Top of INFORMATION SUPPLIED

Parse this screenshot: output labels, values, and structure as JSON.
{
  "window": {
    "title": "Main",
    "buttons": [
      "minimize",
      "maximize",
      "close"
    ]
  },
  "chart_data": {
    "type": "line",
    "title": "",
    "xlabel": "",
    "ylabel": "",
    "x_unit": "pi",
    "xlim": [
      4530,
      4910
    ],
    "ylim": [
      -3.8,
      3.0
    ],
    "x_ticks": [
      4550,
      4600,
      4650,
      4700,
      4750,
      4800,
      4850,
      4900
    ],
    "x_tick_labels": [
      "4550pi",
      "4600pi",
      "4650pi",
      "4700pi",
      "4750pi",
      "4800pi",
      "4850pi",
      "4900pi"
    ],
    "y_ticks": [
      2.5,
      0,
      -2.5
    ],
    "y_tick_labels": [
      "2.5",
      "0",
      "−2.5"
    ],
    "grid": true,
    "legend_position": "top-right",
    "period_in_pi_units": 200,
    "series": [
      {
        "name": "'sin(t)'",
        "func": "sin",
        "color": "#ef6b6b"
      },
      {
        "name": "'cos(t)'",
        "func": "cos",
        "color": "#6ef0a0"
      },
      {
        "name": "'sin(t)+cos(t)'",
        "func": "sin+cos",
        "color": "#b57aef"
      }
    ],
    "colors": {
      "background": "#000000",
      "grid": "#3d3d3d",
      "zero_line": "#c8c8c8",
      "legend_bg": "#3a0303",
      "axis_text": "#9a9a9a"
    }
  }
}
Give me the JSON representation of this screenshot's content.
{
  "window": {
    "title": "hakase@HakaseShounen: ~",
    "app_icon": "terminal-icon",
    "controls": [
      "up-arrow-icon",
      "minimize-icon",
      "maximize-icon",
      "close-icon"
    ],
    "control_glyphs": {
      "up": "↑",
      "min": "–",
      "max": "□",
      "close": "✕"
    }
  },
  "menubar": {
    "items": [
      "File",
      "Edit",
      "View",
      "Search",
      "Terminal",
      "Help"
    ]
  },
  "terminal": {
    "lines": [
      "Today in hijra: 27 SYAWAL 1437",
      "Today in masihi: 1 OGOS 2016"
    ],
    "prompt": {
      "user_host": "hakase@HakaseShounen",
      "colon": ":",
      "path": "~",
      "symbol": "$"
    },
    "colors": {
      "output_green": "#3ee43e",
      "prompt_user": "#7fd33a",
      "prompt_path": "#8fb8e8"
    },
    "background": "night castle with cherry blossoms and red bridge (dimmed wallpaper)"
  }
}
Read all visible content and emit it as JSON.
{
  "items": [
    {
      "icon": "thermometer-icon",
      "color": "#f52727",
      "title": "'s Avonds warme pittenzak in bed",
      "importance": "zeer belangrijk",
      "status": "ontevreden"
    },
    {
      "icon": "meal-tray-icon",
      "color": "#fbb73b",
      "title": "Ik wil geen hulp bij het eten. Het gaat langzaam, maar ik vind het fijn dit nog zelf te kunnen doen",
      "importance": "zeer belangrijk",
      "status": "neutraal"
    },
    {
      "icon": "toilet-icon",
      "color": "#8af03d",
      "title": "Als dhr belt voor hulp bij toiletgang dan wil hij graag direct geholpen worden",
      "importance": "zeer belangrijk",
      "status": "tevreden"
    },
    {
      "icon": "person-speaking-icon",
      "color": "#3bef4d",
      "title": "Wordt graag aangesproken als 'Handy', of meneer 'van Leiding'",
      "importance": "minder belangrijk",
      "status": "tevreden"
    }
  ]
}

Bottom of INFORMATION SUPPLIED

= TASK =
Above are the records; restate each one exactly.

= RESPONSE TO THE EXERCISE =
Parse this screenshot: output labels, values, and structure as JSON.
{
  "window": {
    "title": "Main",
    "buttons": [
      "minimize",
      "maximize",
      "close"
    ]
  },
  "chart_data": {
    "type": "line",
    "title": "",
    "xlabel": "",
    "ylabel": "",
    "x_unit": "pi",
    "xlim": [
      4530,
      4910
    ],
    "ylim": [
      -3.8,
      3.0
    ],
    "x_ticks": [
      4550,
      4600,
      4650,
      4700,
      4750,
      4800,
      4850,
      4900
    ],
    "x_tick_labels": [
      "4550pi",
      "4600pi",
      "4650pi",
      "4700pi",
      "4750pi",
      "4800pi",
      "4850pi",
      "4900pi"
    ],
    "y_ticks": [
      2.5,
      0,
      -2.5
    ],
    "y_tick_labels": [
      "2.5",
      "0",
      "−2.5"
    ],
    "grid": true,
    "legend_position": "top-right",
    "period_in_pi_units": 200,
    "series": [
      {
        "name": "'sin(t)'",
        "func": "sin",
        "color": "#ef6b6b"
      },
      {
        "name": "'cos(t)'",
        "func": "cos",
        "color": "#6ef0a0"
      },
      {
        "name": "'sin(t)+cos(t)'",
        "func": "sin+cos",
        "color": "#b57aef"
      }
    ],
    "colors": {
      "background": "#000000",
      "grid": "#3d3d3d",
      "zero_line": "#c8c8c8",
      "legend_bg": "#3a0303",
      "axis_text": "#9a9a9a"
    }
  }
}
Give me the JSON representation of this screenshot's content.
{
  "window": {
    "title": "hakase@HakaseShounen: ~",
    "app_icon": "terminal-icon",
    "controls": [
      "up-arrow-icon",
      "minimize-icon",
      "maximize-icon",
      "close-icon"
    ],
    "control_glyphs": {
      "up": "↑",
      "min": "–",
      "max": "□",
      "close": "✕"
    }
  },
  "menubar": {
    "items": [
      "File",
      "Edit",
      "View",
      "Search",
      "Terminal",
      "Help"
    ]
  },
  "terminal": {
    "lines": [
      "Today in hijra: 27 SYAWAL 1437",
      "Today in masihi: 1 OGOS 2016"
    ],
    "prompt": {
      "user_host": "hakase@HakaseShounen",
      "colon": ":",
      "path": "~",
      "symbol": "$"
    },
    "colors": {
      "output_green": "#3ee43e",
      "prompt_user": "#7fd33a",
      "prompt_path": "#8fb8e8"
    },
    "background": "night castle with cherry blossoms and red bridge (dimmed wallpaper)"
  }
}
Read all visible content and emit it as JSON.
{
  "items": [
    {
      "icon": "thermometer-icon",
      "color": "#f52727",
      "title": "'s Avonds warme pittenzak in bed",
      "importance": "zeer belangrijk",
      "status": "ontevreden"
    },
    {
      "icon": "meal-tray-icon",
      "color": "#fbb73b",
      "title": "Ik wil geen hulp bij het eten. Het gaat langzaam, maar ik vind het fijn dit nog zelf te kunnen doen",
      "importance": "zeer belangrijk",
      "status": "neutraal"
    },
    {
      "icon": "toilet-icon",
      "color": "#8af03d",
      "title": "Als dhr belt voor hulp bij toiletgang dan wil hij graag direct geholpen worden",
      "importance": "zeer belangrijk",
      "status": "tevreden"
    },
    {
      "icon": "person-speaking-icon",
      "color": "#3bef4d",
      "title": "Wordt graag aangesproken als 'Handy', of meneer 'van Leiding'",
      "importance": "minder belangrijk",
      "status": "tevreden"
    }
  ]
}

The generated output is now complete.